The peas that had already sprouted at the trellis are getting noticeably bigger. In the old kitchen garden, I’m finally seeing some beets, though for all my efforts to pull up and transplant the mint out from the bed last fall, they are still coming up strong, along with some other weeds. The beet seedlings are too tiny and delicate to risk disturbing them while trying to weed.

In the lettuce bed, the buttercrunch lettuce germinated a while back and it won’t be long before we are able to start harvesting baby leaves while thinning the rows. Another variety, Lunix, if I remember correctly, as also started to sprout, but like the beet bed, efforts to pull up the weed roots were not very successful. My mother had planted some very invasive flowers in this bed, and they are incredibly difficult to get under control!

The Kulli corn is still looking a weak, but the bush beans planted with them are starting to come up! I’ve got arrows pointing to the bean seedlings that are in this photo.

Meanwhile, all around the various beds, we’ve got onion sets coming up, and the onions started from seed seem to have all survived and are getting stronger. All of the transplants seem to have not only survived being transplanted, but are handling the heavy rains we’ve had, just fine. The first spinach that was planted are growing their true leaves now, and it won’t be long before we will be having fresh greens to eat!

I am so looking forward to when my morning rounds will start to include harvesting fresh leafy greens, beans, peas and summer squash, regularly again!

The Re-Farmer

Let’s think of flowers and warmth!

After the damage to our tulips, plus our dropping temperatures, I thought it would be nice to post pictures of things that are actually blooming right now!

The ornamental apples in the old kitchen garden are blooming quite nicely right now! They always tend to start blooming before any of the other crab apple trees.

The double lilacs in the old kitchen garden are also starting to open up, quite a bit earlier than the other varieties. They all seem to bloom at different times, which leaves us with months of lovely scents around the yard.

Late this afternoon, one of my daughters and I headed to town for some errands and, as we came back and paused to lock the gate, I remembered to grab one of the trail cams facing the gate. It is now set up, low on a tree across from where the tulips are planted. Hopefully, low enough that even a short critter like a skunk will trigger the motion sensor.

The girls and I later went out to check on things and talk about our options. Of course, we also checked on other areas and were very excited to see some purple in a sea of green!

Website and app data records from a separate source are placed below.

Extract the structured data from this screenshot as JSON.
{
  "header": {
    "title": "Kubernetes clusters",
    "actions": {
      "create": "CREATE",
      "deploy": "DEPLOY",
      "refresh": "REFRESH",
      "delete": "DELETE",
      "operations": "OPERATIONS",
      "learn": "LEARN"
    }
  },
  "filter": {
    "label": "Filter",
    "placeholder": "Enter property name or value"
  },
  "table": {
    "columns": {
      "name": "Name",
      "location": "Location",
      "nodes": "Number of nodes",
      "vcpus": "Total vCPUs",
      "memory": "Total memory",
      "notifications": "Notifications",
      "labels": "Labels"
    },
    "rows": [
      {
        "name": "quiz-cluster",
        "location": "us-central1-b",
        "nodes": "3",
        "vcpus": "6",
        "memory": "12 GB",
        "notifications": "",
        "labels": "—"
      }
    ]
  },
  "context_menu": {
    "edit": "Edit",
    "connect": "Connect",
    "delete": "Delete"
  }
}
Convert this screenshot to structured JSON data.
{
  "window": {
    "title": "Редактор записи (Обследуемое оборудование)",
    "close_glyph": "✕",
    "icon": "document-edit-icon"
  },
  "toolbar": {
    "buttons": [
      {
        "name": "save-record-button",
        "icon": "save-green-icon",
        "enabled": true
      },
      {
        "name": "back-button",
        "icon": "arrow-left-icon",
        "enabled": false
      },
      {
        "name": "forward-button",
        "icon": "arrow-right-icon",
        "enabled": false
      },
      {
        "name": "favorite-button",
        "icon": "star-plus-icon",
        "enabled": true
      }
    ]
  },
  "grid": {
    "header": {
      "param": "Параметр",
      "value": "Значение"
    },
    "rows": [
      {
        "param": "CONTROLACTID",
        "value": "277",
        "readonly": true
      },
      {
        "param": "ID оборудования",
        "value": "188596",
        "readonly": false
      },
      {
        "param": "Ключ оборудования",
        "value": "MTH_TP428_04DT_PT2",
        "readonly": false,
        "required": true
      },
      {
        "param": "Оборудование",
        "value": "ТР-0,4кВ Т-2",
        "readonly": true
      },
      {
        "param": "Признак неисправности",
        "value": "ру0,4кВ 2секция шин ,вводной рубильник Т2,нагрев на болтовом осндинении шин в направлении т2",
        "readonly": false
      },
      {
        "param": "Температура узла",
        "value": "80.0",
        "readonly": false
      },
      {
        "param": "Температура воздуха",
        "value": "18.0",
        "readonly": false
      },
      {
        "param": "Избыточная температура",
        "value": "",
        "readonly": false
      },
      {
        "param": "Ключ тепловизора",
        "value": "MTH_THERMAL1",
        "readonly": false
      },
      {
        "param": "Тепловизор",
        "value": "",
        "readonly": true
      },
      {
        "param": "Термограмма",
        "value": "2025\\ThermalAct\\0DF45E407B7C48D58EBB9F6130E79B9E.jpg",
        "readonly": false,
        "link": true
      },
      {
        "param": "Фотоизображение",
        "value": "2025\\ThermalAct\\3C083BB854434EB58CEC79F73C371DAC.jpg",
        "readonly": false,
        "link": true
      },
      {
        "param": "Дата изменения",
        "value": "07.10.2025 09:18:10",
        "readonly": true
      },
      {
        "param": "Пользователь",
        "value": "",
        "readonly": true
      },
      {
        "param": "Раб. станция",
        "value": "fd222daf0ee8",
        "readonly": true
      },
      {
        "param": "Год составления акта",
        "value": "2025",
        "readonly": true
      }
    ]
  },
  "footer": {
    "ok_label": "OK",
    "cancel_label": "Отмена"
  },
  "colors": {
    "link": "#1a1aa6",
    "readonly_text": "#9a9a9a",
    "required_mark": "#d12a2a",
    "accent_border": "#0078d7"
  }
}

The flower stalks on the grape hyacinths have started to shoot up! They are all so very tiny! 😀 One of my daughters was kind enough to carefully step through the greenery to get a picture of one for me. Meanwhile, my other daughter spotted some more flowers.

The little patch of wild strawberries is starting to bloom, too!

Thankfully, everything we’ve got growing right now is quite hardy. As I write this, we are at 2C/36F, but feels like -5C/23F. Or -7C/19F. depending on which app I look at. My desktop app is showing frost advisories and possible snow tonight. My phone’s app thinks we are warmer, and is showing no frost warnings. Either way, it’s cold, wet and windy out there. Chilly enough that I just finished setting up the heater bulb in the sun room again, under the seed trays in the mini greenhouse. I’m still holding out home for the purple sunflowers and gourds.

This chill is supposed to continue through tomorrow, before things start warming up again. Current long range forecasts now show that the first couple of days of June – which is our average last frost date – are supposed to get as high as 27C/81F again! After that, it’s supposed to cool down a couple of degrees, but we’re supposed to get almost a week of rain. If the forecast stays the same, we’ll have about 4 hot days to put our transplants out. We haven’t been able to take the trays outside every day to harden them off, so I’m really hoping that leaving the inner door to the sun room open, and the ceiling fan running on high, will be enough to provide them with the conditions they need.

We shall see how things turn out!

The Re-Farmer